EXPERTS have decried the insistence of the Central Bank Governor, Godwin Emefiele that liquidity has improved since it floated the naira to trade freely in the interbank market in June.
According to investors including Aberdeen Asset Management Plc and Duet Asset Management Ltd, the floating is anything but free with the CBN holding the naira in a tight range around N315 per dollar since the beginning of August.
“The market clearly sees that the situation with the exchange rate is getting more and more unsustainable,” said Kevin Daly, a money manager at Aberdeen Asset Management, which oversees about $9 billion of emerging-market debt. “The central bank’s still micro-managing it. We’d have more appetite if it was at 370.”

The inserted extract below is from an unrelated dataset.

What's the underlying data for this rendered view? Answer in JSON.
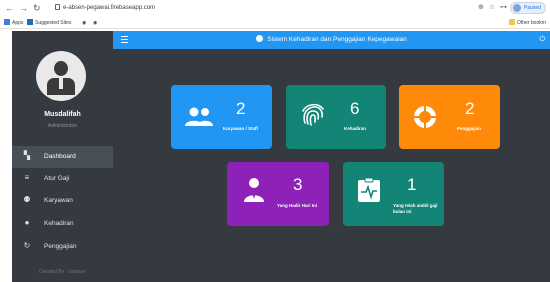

According to the central bank, the BDC and black-market rates, which barely differ, aren’t a true reflection of the naira’s value and only account for about 5 percent of foreign-exchange transactions in the country. Even though foreign investors, for compliance reasons, typically have to use the interbank market if they bring dollars into Nigeria, they still watch the black market closely. For the latest rates, they monitor websites such as abokifx.com, which collates prices from traders in Lagos each day, and everdonbdc.com.
“However small the volumes, it’s a rate that’s out there and it gives you an idea of the pressures on the naira,” Ayodele Salami, who manages about $450 million of African equities as chief investment officer at Duet Asset Management Ltd. in London, said by phone Oct. 5.
“It undermines confidence in the interbank market. You can’t have a gap like this. It should never be more than five or 10 naira.”
Such is the dysfunction in Nigeria’s foreign-exchange market that analysts’ views on the naira vary widely. Those at London-based Exotix Partners LLP said in a Sept. 26 note that the currency was already undervalued at 315, while Win Thin, global head of emerging markets at Brown Brothers Harriman & Co. in New York, said two days later that the naira could fall all the way to its black market rate.
“We believe black-market parallel exchange rates are a good guideline for where a freed-up currency could initially move,” he said. “Despite the introduction in June of what was touted as a new ‘floating’ FX regime, the Nigerian naira remains tightly controlled.”
According to a BDC operator, Ibrahim Jaji, where there is scarcity of any product, there will be a black market for it. “Our foreign-exchange receipts aren’t what they were in the past. It’s the reality we’re facing.”